Werthmann said that the City Council is currently in the works of generating an ordinance that will raise the minimum wage to one of living wage for all Eau Claire city employees. The National Conference of State Legislatures (NCSL) explained that the last minimum wage increase for Wisconsin occurred in 2009, when it became $7.25 per hour. When this wage limit was set, NCSL said that the state law additionally restricted local governments from altering the state’s minimum wage, with the exception of that of city employees.

The City Council member explained that the state’s minimum wage cap has now become too outdated to be justified as suitable for the area’s current cost of living standards.

“The cost of living is definitely different from what it used to be,” said Werthmann. “We are seeing inflation in areas across the board. You just can’t work at $7.25 and hour and still be able to pay the bills.”

Werthmann couldn’t be more right. In Eau Claire specifically, poverty and homelessness is a recurring realm of trouble. Clear Vision reports that the community’s poverty rate is nearly 4 percent higher than the national average, leaving local homeless shelters in a state of overflow and approximately 1 in 5 children food insecure.

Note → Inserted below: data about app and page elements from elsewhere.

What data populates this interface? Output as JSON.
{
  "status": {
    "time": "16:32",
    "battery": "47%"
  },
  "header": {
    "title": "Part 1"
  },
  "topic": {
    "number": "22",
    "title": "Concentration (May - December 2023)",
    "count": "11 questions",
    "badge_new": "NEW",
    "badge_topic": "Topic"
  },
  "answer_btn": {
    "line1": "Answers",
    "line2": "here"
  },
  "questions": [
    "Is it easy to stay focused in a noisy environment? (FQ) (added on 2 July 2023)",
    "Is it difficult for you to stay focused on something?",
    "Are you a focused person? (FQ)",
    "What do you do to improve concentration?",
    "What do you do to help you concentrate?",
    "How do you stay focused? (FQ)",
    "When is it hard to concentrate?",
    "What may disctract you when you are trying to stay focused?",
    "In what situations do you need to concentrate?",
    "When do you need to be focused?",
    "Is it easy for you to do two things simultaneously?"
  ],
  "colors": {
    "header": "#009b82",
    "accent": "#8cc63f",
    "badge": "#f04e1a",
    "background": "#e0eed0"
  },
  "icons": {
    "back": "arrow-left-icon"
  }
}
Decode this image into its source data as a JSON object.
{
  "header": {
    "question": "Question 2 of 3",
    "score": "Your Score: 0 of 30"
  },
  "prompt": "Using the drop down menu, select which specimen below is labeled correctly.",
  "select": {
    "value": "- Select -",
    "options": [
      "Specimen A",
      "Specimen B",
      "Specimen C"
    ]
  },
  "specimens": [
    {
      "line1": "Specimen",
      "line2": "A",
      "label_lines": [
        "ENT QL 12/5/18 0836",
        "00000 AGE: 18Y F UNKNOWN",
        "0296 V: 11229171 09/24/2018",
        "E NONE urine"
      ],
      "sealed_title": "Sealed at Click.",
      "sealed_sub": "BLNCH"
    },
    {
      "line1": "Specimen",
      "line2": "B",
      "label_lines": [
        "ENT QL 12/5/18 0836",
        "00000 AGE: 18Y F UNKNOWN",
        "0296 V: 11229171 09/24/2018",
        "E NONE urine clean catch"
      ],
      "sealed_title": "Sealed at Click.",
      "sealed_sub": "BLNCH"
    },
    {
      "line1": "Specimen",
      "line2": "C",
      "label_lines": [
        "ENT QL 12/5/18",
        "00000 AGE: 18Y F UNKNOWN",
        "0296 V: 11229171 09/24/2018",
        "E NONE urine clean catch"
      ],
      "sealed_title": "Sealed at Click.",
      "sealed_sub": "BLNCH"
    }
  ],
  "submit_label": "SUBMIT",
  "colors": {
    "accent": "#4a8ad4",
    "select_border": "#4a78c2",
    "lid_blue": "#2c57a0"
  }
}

The statistics clearly evidence that this isn’t a problem to be overlooked any longer. The consequences of maintaining current minimum wage standards look grim for an area already experiencing such advanced rates of poverty and income issues.

For those that doubt the likelihood of the upcoming ordinance’s success, one needn’t look past national borders. The regional government of Seattle, Washington recently implemented a minimum wage increase from $9.50 an hour to $11 an hour in April 2015, according to the Washington Post. The Washington Post reports that a study done by the University of Washington has found the area’s transition to living wage to be an economic success story.

The study claims that the Seattle economy experienced a “boom” as a result of the wage change, with growth rates that “tripled the national average” and approximately a 10 percent increased likelihood of low-wage workers maintaining job security. Washington Post said that Seattle plans to steadily increase the living wage to $15 an hour by the end of 2017.

With evidence from national neighbors, it is difficult to doubt the concept of implementing identical success to an area that so desperately requires economic attention like Eau Claire. Seattle is setting a progressive example for local governments, and providing results that disprove common misconceptions of rising minimum wages causing eventual economic downfall.

Werthmann said that while the City Council has not created the ordinance yet, they plan to generate an initial living wage of $11.65 per hour, which equates to a salary that matches the poverty line in Eau Claire. Over the next five years, Werthmann said that the City Council hopes to increase the living wage to a rate of $14.95 per hour, resting approximately 15 percent above the local poverty line.

Overall, while the concepts of minimum wage and living wage pertain to a similar idea, the terms of a living wage clearly support an improved economy and attempt to discourage poverty problems. Hopefully, communities across the nation can follow in the footsteps of areas such as Seattle and Eau Claire, thus moving the country towards living wages rather than settling on mere minimums.